These results demonstrate how an increase in the number of experimental runs increases the power. For an effect size of 0.9, the power of the design is approximately 0.55 with 64 total runs. With 160 total runs the power of the design increases to about 0.91.

These results also demonstrate how an increase in the effect size increases the power. For a 64-run design, the power is approximately 0.55 for an effect size of 0.9. With an effect size of 1.5, the power increases to about 0.93.

Plackett-Burman Design
α = 0.05 Assumed standard deviation = 1.7
Method
Factors: 15 Design: 32
Center pts (total): 0

Results
Center Total
Points Effect Reps Runs Power
0 1.5 5 160 0.999830
0 1.5 2 64 0.932932
0 0.9 5 160 0.914018
0 0.9 2 64 0.545887

The power curve plots the power of the design versus the size of the effect. Effect refers to the difference between the mean response value at the high and low levels of a factor.

Use the power curve to assess the appropriate properties for your design.

The power curve represents the relationship between power and effect size, for every combination of center points and replicates. Each symbol on the power curve represents a calculated value based on the properties that you enter. For example, if you enter a number of replicates, a power value, and a number of center points, then Minitab calculates the corresponding effect size and displays the calculated value on the graph for the combination of replicates and center points. If you solve for replicates or center points, the plot also includes curves for other combinations of replicates and center points that are in the combinations that achieve the target power. The plot does not show curves for cases that do not have enough degrees of freedom to assess statistical significance.

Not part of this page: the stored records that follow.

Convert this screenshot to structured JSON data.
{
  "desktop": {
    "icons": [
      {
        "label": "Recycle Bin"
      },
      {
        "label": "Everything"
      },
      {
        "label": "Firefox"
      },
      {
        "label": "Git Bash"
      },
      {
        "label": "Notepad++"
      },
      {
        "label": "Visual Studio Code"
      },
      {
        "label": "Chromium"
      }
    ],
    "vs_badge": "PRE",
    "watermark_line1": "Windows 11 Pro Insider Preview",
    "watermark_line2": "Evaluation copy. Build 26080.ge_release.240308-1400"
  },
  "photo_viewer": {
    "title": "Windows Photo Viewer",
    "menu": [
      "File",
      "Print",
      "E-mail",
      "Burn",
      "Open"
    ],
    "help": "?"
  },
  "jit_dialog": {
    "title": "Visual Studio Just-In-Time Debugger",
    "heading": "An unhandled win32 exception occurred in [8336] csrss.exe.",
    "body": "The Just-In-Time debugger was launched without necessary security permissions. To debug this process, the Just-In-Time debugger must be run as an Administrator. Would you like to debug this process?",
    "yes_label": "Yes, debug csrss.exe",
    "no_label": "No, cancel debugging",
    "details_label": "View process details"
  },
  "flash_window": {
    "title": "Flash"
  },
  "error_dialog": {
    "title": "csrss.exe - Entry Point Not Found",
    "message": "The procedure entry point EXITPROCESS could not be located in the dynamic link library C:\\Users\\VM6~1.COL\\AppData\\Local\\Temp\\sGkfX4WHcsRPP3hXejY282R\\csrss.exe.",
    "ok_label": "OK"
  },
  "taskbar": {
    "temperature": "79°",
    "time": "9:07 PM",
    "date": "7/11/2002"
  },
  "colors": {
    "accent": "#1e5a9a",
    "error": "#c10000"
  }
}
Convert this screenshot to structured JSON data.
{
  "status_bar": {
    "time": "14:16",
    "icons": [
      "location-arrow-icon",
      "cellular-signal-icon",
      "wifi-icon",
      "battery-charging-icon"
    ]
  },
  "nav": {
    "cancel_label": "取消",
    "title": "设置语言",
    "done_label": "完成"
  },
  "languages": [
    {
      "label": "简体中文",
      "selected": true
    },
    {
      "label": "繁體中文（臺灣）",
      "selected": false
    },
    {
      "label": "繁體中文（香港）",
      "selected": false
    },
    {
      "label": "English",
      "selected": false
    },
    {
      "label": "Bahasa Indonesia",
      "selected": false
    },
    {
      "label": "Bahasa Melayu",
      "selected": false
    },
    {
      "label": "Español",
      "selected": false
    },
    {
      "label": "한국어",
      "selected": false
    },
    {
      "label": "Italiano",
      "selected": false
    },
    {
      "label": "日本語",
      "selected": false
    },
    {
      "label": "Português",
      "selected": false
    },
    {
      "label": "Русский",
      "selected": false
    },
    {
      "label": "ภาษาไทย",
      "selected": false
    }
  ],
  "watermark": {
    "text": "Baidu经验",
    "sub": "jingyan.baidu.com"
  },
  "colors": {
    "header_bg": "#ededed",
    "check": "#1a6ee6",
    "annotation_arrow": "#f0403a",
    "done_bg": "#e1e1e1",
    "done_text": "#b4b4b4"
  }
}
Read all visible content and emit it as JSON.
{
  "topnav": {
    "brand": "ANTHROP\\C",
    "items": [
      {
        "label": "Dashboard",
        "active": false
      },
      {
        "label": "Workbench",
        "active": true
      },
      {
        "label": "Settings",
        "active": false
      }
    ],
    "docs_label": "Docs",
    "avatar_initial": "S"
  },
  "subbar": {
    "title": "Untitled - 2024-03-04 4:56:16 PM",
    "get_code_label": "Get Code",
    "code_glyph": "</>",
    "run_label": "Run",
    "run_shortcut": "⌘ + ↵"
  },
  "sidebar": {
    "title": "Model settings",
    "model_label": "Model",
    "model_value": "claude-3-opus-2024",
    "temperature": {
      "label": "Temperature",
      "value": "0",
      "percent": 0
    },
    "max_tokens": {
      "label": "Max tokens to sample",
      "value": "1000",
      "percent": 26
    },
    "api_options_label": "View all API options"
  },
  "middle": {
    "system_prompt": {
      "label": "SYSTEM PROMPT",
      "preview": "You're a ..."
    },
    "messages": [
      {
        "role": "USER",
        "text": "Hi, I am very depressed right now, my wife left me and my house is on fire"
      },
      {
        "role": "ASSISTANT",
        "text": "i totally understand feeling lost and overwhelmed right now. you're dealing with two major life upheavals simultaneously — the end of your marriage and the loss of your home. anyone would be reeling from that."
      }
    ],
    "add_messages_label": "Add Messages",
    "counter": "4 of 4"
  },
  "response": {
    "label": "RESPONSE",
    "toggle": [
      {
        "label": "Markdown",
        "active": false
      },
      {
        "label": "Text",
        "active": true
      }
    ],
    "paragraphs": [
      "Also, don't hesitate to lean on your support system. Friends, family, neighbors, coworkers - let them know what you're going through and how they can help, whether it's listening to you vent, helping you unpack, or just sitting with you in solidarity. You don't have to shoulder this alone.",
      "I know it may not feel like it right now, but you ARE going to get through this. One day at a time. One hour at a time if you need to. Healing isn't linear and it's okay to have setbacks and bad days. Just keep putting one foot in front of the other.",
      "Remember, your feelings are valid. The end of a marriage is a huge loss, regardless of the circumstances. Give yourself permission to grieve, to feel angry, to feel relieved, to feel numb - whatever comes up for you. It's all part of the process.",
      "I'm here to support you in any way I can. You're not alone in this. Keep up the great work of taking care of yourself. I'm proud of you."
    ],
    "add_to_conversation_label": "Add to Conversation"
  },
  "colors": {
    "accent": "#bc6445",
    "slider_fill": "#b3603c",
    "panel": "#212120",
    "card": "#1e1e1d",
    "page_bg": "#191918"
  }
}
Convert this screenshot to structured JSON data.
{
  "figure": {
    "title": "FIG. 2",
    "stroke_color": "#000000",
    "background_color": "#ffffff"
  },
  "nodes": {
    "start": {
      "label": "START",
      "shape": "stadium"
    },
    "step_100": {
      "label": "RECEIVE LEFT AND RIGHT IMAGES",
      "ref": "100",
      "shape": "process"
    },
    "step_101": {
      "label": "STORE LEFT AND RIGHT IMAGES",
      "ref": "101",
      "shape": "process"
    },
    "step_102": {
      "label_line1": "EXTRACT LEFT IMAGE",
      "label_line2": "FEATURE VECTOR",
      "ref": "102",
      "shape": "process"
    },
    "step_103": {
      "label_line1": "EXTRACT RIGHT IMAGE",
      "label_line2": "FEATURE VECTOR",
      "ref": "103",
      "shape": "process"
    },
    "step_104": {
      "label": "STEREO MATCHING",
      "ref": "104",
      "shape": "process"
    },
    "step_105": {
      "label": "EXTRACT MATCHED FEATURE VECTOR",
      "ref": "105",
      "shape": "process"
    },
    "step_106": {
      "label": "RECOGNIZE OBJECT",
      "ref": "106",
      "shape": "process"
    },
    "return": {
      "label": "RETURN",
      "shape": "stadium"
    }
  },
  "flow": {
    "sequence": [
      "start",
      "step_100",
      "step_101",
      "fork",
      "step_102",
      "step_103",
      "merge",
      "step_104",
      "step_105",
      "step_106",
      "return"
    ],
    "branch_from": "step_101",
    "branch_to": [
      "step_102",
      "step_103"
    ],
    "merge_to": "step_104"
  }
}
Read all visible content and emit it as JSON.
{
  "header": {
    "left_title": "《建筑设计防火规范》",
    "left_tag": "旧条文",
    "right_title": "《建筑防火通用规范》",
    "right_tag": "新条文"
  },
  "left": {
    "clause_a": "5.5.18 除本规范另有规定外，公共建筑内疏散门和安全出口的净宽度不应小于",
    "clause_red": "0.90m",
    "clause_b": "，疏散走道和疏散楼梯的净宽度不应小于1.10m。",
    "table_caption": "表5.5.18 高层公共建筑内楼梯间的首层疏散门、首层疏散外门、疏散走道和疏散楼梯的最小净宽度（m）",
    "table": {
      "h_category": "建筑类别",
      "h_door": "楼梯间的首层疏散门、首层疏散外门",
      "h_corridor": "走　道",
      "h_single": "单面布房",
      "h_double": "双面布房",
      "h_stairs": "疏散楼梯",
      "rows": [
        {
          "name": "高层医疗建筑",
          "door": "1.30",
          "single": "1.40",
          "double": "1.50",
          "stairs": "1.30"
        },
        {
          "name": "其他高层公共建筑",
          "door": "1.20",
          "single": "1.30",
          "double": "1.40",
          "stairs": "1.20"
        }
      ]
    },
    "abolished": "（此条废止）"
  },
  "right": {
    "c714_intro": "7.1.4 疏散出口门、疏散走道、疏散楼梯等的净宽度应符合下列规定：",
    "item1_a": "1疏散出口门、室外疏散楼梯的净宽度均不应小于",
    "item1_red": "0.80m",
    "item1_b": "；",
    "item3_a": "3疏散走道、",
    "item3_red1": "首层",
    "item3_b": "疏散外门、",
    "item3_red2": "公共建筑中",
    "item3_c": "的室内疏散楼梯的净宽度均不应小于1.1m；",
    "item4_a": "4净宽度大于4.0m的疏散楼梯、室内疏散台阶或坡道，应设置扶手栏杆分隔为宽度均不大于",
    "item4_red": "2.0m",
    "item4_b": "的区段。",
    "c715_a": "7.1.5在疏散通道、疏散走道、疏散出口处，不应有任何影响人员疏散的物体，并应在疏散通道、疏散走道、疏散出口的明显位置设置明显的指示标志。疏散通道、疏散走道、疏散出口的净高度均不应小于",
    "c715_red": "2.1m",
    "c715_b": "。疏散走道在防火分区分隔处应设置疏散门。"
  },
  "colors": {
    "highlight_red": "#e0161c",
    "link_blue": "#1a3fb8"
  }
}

Examine the values on the curve to determine the effect size that the experiment detects at a certain power value, number of corner points, and number of center points. A power value of 0.9 is usually considered adequate. However, some practitioners consider a power value of 0.8 to be adequate. If a design has low power, you might fail to detect an effect that is practically significant. Increasing the number of replicates increases the power of your design. You want enough experimental runs in your design to achieve adequate power. A design has more power to detect a larger effect than a smaller effect.